**EXERCISE DESCRIPTION:** Within the listing below, how many lines hold the string "from"? Only the number is wanted.

**THE DATA:**
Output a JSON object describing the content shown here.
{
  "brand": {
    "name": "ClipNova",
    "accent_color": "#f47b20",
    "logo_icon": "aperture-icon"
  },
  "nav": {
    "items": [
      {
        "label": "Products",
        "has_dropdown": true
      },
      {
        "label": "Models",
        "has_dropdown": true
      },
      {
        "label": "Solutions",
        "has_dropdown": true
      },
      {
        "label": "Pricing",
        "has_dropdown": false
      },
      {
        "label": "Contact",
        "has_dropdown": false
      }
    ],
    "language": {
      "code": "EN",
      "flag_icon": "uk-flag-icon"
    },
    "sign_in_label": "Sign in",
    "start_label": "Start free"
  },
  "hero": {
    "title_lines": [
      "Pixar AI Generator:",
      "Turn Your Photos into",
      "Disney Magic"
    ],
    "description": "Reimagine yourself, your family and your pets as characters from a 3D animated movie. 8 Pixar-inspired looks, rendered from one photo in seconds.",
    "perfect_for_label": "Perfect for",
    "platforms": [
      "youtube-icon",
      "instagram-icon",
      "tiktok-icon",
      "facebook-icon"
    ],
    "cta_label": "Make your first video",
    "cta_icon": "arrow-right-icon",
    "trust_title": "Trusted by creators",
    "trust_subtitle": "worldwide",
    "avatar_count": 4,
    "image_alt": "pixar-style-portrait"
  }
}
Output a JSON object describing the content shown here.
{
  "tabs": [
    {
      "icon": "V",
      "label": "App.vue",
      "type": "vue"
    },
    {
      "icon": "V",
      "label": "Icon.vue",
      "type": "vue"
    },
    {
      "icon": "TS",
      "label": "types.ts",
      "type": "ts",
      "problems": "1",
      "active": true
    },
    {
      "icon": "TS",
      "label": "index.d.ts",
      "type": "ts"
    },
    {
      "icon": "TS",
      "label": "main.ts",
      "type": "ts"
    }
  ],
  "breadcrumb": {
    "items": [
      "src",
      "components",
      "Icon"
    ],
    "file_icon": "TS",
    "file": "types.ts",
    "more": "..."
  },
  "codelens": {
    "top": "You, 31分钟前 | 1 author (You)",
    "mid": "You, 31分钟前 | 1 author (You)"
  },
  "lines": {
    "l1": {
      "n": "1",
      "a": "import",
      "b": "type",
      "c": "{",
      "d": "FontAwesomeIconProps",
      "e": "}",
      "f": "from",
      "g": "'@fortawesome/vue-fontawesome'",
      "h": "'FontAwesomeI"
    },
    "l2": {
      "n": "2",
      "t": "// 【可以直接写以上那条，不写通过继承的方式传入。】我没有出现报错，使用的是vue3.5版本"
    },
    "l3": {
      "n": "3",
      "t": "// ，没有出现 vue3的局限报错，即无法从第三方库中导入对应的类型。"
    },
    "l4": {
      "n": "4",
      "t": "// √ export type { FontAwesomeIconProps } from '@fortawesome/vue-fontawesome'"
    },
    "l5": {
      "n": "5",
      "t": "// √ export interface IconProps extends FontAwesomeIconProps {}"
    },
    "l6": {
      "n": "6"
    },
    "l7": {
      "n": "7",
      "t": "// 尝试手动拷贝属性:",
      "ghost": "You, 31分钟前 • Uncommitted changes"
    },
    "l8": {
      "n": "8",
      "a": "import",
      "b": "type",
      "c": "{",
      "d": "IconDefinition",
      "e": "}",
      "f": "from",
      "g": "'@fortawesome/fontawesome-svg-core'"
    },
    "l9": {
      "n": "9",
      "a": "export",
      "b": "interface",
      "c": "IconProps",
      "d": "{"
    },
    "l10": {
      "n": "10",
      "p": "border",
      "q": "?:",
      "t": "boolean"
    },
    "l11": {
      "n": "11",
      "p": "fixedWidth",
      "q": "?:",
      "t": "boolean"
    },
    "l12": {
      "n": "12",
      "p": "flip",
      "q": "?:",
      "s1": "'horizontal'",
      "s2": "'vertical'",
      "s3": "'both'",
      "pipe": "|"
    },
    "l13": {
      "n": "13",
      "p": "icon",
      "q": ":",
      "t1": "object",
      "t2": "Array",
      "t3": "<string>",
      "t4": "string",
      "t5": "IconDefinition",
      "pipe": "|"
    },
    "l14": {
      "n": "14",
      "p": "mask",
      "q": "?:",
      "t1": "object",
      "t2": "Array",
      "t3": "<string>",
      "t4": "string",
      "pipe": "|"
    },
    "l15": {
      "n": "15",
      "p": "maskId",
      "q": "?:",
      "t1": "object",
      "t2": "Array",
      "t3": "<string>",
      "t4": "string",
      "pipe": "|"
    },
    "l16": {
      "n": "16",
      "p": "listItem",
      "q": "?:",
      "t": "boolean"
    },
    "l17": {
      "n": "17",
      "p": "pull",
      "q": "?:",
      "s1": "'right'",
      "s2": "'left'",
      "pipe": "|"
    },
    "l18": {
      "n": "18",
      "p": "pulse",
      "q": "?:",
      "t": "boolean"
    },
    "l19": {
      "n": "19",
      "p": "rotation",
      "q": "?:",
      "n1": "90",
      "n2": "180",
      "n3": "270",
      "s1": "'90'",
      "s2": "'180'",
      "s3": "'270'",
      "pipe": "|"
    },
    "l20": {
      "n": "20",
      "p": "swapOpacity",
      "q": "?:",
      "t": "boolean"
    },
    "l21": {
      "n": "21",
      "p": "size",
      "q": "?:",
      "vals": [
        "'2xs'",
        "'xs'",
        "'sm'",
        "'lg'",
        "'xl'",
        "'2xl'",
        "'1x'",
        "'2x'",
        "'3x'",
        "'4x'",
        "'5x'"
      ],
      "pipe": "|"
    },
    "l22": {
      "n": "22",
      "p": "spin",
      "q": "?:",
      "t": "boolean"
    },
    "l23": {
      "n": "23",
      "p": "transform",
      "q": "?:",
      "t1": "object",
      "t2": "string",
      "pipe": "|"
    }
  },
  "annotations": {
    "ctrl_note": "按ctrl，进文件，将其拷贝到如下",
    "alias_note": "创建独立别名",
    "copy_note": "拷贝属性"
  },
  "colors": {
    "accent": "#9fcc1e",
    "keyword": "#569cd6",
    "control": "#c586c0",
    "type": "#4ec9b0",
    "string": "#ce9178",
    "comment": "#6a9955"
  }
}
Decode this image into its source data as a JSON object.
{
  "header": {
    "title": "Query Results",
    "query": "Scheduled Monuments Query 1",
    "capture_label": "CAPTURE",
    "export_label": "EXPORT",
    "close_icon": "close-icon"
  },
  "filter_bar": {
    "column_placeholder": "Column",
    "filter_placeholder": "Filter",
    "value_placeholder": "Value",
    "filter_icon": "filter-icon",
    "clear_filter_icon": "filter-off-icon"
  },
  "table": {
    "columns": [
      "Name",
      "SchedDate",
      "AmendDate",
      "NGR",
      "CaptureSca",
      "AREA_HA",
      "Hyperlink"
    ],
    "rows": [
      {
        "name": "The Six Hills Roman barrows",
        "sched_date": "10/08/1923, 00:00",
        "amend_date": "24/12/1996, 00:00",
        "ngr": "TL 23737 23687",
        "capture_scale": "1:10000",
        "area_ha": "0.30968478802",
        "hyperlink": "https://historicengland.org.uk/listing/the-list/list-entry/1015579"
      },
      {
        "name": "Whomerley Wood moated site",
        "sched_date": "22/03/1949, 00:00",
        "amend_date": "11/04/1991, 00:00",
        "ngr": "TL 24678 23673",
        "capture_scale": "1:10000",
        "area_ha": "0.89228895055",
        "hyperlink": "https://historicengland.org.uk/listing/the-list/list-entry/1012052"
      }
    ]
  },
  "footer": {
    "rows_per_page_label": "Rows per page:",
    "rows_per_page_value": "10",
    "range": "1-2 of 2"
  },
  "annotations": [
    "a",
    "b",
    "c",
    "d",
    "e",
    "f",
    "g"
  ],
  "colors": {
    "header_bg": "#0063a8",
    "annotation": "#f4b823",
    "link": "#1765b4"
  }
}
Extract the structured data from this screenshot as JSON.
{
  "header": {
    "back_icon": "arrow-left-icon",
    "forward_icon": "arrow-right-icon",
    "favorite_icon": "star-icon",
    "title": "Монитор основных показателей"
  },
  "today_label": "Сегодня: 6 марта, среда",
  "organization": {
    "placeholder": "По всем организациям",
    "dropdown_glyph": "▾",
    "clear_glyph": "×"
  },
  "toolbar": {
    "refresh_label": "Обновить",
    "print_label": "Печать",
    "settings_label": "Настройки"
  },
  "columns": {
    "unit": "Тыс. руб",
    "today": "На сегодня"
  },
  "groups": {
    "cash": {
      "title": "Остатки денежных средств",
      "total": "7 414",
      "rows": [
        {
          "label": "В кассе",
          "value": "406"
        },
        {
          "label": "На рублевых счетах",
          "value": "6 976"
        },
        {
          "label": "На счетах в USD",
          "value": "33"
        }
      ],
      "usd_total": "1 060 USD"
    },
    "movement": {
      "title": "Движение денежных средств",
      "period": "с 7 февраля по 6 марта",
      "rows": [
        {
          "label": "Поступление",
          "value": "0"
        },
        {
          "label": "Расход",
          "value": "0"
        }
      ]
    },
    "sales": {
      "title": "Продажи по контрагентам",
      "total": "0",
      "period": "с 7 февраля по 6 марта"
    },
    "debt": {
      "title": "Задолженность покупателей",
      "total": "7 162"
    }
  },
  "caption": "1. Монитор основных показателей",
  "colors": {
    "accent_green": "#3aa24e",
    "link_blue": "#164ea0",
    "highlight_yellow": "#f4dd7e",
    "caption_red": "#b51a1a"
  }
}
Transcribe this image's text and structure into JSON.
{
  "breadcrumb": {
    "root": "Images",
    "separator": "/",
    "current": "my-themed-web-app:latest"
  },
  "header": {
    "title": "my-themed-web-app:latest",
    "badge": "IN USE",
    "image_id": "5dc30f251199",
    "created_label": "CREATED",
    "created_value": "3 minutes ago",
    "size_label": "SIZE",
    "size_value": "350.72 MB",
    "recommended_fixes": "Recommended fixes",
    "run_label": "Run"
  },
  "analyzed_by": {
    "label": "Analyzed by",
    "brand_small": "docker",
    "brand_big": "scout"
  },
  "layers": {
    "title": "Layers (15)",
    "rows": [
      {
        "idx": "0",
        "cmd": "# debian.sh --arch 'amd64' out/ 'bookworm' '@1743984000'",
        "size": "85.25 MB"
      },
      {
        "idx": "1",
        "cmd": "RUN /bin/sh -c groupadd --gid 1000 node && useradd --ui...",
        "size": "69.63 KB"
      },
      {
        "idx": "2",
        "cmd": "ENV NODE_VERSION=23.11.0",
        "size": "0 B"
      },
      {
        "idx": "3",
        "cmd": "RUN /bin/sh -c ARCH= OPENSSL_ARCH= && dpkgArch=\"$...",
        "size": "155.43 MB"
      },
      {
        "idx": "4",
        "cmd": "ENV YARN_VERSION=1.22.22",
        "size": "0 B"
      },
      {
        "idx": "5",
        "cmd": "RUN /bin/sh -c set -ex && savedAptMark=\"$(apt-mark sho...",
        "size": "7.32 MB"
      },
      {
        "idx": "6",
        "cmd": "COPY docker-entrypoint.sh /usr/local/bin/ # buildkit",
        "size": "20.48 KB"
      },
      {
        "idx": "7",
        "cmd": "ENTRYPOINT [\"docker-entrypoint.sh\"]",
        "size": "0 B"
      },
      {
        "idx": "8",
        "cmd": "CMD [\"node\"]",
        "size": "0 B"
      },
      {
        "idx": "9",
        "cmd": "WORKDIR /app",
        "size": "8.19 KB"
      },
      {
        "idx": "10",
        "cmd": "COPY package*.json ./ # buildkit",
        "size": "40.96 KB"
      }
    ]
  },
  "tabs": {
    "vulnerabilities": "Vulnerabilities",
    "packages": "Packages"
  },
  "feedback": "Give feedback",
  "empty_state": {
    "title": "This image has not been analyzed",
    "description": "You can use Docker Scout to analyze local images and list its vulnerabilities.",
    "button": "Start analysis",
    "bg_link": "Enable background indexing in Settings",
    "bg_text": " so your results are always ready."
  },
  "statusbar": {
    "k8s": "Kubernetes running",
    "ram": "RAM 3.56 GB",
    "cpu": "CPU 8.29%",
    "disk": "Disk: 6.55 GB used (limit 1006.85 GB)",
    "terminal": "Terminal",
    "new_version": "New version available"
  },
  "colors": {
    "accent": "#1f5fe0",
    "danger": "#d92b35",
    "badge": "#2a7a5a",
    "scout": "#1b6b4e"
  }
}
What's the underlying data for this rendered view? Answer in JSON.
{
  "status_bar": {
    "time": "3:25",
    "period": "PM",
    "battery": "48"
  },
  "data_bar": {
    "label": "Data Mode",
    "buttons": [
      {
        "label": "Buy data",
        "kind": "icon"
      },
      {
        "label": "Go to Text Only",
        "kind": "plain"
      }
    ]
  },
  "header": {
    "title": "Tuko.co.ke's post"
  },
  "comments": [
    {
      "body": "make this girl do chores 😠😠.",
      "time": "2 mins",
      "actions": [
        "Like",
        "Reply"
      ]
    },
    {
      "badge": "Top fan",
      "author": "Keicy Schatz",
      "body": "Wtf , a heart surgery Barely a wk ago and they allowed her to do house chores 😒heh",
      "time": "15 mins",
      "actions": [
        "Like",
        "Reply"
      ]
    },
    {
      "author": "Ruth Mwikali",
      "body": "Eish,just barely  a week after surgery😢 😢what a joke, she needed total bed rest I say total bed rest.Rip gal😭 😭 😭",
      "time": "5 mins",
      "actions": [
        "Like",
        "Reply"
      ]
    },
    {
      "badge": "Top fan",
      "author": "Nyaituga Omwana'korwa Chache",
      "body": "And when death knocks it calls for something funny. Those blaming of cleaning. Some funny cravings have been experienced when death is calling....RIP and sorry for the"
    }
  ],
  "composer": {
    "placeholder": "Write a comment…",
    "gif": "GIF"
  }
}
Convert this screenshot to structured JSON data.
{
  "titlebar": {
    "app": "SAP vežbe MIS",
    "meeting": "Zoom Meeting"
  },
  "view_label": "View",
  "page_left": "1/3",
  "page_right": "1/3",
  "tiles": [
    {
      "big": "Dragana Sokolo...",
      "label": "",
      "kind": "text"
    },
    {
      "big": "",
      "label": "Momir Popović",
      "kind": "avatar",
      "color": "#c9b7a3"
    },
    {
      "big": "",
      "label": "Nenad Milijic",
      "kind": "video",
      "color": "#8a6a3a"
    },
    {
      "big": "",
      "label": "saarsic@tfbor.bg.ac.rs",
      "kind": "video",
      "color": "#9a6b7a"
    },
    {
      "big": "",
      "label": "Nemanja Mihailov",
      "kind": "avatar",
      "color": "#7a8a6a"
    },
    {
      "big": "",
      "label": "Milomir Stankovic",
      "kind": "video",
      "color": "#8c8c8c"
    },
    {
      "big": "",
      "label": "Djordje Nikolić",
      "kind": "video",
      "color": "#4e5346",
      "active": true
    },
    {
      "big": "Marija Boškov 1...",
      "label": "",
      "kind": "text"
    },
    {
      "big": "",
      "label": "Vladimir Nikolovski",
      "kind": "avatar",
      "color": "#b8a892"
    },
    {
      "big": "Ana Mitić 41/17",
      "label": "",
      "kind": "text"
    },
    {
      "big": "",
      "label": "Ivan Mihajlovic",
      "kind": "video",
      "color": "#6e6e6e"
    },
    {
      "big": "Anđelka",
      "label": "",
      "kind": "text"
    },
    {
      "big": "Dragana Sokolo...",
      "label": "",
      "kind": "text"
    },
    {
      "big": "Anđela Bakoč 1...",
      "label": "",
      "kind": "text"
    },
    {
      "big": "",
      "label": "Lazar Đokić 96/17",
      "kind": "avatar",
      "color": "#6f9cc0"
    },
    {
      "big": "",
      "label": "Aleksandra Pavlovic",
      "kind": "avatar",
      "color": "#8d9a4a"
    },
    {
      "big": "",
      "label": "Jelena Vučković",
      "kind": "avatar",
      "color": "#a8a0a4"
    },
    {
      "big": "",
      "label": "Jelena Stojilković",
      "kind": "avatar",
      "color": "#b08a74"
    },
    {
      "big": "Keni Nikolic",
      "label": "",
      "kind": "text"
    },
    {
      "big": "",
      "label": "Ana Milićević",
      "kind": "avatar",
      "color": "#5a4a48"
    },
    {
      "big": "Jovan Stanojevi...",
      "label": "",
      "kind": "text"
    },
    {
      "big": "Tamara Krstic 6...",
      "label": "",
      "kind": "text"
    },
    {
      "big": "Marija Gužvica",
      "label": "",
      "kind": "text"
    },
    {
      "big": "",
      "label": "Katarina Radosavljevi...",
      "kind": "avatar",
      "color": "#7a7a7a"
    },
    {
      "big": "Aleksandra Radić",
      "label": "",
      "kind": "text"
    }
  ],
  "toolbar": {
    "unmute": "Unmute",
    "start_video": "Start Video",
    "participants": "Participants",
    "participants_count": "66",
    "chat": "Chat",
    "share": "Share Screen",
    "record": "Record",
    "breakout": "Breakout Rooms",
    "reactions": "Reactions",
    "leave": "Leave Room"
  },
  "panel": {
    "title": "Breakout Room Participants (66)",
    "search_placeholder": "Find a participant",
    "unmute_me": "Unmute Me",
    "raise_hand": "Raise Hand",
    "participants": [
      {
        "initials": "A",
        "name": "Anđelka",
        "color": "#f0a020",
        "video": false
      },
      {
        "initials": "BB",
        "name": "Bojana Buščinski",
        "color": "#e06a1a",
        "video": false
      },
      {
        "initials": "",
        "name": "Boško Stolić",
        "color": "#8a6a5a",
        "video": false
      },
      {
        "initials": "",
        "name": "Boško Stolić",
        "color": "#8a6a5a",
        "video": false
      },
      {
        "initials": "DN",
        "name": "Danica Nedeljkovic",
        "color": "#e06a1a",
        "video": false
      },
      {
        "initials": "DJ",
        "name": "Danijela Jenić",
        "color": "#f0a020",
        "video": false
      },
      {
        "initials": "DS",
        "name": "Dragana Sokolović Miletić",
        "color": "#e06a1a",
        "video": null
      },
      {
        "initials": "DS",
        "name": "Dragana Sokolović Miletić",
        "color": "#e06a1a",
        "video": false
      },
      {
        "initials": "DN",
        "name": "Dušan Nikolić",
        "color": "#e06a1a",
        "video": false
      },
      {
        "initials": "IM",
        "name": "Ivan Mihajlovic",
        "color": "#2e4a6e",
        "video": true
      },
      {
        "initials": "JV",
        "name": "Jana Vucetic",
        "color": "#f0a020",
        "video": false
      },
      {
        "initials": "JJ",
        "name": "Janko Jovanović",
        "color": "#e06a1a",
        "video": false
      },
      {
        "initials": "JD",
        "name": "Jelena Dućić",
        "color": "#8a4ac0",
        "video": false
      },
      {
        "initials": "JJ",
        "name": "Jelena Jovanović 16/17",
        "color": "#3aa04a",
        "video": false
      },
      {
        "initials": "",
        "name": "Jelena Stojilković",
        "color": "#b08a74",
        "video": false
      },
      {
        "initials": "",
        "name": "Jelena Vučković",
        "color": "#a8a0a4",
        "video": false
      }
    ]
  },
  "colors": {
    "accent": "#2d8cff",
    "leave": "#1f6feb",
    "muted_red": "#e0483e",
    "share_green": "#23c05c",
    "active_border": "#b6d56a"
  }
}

**SOLUTION FOR THIS EXERCISE:** 5